Go through the listing and copy each line that has the string "desc" in it.

Data under study =
—————

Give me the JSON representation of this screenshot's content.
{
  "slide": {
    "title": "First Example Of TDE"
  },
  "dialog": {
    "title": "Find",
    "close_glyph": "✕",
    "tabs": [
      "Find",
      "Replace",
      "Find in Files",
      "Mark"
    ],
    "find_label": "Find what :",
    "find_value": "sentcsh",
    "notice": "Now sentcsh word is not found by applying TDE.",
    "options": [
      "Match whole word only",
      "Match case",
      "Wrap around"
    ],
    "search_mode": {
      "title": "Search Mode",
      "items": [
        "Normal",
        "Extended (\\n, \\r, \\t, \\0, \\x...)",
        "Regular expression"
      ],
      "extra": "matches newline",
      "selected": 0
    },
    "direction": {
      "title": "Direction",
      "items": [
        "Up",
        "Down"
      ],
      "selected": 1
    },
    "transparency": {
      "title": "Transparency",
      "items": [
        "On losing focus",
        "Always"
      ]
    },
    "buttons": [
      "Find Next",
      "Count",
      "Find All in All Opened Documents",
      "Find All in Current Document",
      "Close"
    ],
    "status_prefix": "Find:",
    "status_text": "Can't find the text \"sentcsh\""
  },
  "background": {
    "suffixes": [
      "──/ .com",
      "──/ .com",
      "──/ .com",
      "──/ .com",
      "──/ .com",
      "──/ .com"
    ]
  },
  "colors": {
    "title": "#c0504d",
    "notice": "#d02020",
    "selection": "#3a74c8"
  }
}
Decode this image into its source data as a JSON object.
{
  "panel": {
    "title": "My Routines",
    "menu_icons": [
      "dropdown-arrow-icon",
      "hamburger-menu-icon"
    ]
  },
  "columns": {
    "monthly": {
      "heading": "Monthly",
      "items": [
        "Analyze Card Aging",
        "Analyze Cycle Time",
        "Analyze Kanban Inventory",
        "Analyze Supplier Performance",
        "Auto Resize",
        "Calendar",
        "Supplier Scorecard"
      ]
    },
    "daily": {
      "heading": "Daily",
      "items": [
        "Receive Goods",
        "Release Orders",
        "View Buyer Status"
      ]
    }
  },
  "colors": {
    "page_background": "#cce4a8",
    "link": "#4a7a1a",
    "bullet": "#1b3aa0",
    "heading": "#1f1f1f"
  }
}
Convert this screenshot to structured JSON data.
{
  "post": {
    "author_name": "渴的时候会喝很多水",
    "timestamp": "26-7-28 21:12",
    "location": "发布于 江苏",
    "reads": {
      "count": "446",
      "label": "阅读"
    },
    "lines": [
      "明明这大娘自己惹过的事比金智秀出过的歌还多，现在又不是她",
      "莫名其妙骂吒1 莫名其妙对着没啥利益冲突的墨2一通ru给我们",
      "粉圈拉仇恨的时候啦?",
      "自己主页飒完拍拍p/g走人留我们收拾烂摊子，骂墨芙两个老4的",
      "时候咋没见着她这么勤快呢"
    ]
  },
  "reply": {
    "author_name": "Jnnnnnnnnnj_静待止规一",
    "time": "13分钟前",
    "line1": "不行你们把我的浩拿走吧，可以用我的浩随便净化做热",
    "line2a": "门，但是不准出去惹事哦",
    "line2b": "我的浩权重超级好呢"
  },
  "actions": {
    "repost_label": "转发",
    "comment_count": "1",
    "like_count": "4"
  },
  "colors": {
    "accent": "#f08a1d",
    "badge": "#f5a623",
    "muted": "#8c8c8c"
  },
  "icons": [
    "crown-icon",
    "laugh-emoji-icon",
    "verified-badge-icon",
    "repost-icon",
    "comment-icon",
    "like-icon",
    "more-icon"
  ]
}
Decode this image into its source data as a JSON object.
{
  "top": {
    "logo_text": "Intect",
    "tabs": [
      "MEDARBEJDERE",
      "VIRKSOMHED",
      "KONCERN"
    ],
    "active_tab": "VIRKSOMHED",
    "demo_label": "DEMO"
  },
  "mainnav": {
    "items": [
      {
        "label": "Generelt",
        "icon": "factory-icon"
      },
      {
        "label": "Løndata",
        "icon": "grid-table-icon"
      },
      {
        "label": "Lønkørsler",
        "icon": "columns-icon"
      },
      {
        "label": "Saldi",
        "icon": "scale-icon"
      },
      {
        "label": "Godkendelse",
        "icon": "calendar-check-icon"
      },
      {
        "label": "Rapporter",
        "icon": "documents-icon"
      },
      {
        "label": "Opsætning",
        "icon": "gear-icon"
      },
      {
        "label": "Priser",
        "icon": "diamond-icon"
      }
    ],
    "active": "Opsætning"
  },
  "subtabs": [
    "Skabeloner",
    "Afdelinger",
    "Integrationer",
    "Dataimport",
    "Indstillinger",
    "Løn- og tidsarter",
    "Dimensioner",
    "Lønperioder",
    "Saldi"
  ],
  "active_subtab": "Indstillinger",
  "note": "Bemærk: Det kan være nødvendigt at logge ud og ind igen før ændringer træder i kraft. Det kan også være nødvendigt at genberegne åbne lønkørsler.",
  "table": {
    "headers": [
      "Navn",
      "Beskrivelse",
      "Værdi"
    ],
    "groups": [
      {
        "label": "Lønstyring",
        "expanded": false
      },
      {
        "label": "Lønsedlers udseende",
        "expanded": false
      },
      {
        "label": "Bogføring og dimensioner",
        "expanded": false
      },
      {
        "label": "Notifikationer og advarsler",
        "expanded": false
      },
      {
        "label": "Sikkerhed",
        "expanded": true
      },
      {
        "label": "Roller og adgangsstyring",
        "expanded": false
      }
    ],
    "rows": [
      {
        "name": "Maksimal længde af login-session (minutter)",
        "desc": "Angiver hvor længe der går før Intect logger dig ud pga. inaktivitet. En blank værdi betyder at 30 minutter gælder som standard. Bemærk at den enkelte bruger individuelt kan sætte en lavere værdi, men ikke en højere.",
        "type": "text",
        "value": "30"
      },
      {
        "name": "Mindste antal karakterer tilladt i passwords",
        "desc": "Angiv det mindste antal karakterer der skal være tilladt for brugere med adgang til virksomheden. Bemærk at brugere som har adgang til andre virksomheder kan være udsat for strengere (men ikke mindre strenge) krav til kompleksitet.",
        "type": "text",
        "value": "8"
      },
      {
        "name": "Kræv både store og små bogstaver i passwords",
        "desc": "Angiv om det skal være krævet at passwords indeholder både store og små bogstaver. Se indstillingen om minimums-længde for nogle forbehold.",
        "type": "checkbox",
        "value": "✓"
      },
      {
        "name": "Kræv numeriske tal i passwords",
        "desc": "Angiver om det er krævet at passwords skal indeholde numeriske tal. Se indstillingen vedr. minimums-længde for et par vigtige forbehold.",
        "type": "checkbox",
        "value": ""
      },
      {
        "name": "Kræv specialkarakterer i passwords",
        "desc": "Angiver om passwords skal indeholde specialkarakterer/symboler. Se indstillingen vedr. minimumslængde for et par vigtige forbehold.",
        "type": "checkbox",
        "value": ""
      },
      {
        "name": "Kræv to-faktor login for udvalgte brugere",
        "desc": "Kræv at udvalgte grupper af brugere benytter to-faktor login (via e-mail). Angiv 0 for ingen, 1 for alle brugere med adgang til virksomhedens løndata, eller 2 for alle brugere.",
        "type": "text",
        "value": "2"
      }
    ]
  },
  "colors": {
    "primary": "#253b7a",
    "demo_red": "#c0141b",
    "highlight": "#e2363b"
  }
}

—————

Response to the task =
        "desc": "Angiver hvor længe der går før Intect logger dig ud pga. inaktivitet. En blank værdi betyder at 30 minutter gælder som standard. Bemærk at den enkelte bruger individuelt kan sætte en lavere værdi, men ikke en højere.",
        "desc": "Angiv det mindste antal karakterer der skal være tilladt for brugere med adgang til virksomheden. Bemærk at brugere som har adgang til andre virksomheder kan være udsat for strengere (men ikke mindre strenge) krav til kompleksitet.",
        "desc": "Angiv om det skal være krævet at passwords indeholder både store og små bogstaver. Se indstillingen om minimums-længde for nogle forbehold.",
        "desc": "Angiver om det er krævet at passwords skal indeholde numeriske tal. Se indstillingen vedr. minimums-længde for et par vigtige forbehold.",
        "desc": "Angiver om passwords skal indeholde specialkarakterer/symboler. Se indstillingen vedr. minimumslængde for et par vigtige forbehold.",
        "desc": "Kræv at udvalgte grupper af brugere benytter to-faktor login (via e-mail). Angiv 0 for ingen, 1 for alle brugere med adgang til virksomhedens løndata, eller 2 for alle brugere.",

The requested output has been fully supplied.